§ EXERCISE OBJECTIVE: Your task is to filter the entries and copy every line containing the string "JSON".

[Data about app and page elements]
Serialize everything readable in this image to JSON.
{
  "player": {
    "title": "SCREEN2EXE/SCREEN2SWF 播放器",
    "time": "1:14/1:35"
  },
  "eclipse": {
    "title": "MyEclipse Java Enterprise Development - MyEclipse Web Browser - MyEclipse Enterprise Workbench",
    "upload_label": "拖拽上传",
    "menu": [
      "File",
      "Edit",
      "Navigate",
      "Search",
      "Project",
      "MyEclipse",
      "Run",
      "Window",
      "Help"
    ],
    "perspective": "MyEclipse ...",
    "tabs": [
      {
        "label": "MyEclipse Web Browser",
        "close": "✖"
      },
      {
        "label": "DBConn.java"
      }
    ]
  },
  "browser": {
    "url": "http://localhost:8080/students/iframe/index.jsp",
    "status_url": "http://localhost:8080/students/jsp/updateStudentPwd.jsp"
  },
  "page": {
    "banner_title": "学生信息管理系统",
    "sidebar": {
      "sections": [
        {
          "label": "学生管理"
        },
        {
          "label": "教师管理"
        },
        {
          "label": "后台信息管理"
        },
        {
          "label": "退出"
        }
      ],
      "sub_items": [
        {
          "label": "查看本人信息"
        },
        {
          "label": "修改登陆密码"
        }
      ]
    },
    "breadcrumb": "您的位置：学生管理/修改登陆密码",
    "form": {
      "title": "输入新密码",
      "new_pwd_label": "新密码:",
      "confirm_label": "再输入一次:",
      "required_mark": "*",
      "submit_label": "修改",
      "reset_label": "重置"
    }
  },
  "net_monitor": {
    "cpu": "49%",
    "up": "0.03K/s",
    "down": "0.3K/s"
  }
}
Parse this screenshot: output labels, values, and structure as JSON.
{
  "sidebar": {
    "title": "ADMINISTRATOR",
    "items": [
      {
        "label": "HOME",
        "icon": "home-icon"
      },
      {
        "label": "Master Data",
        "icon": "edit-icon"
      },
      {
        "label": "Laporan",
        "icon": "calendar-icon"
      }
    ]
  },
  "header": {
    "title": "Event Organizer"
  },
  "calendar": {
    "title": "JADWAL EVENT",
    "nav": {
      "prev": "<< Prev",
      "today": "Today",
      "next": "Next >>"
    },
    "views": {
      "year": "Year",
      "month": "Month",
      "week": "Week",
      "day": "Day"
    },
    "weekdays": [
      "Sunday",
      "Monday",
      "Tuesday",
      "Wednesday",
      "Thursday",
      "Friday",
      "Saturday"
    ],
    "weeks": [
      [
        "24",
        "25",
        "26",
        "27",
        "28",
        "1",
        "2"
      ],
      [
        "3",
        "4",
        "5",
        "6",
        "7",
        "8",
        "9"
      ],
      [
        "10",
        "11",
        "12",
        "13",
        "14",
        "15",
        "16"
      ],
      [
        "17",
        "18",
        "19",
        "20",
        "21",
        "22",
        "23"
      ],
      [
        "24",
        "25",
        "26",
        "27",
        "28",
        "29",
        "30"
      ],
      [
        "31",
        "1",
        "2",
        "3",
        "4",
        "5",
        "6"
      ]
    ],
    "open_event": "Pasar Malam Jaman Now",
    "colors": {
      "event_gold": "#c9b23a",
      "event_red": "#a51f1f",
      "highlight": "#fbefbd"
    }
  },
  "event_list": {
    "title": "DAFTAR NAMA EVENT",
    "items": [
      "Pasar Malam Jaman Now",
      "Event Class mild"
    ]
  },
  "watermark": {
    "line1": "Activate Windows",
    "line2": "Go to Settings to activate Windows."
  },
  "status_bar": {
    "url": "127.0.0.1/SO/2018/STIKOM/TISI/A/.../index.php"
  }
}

§ EXPECTED ANSWER:
Serialize everything readable in this image to JSON.
Parse this screenshot: output labels, values, and structure as JSON.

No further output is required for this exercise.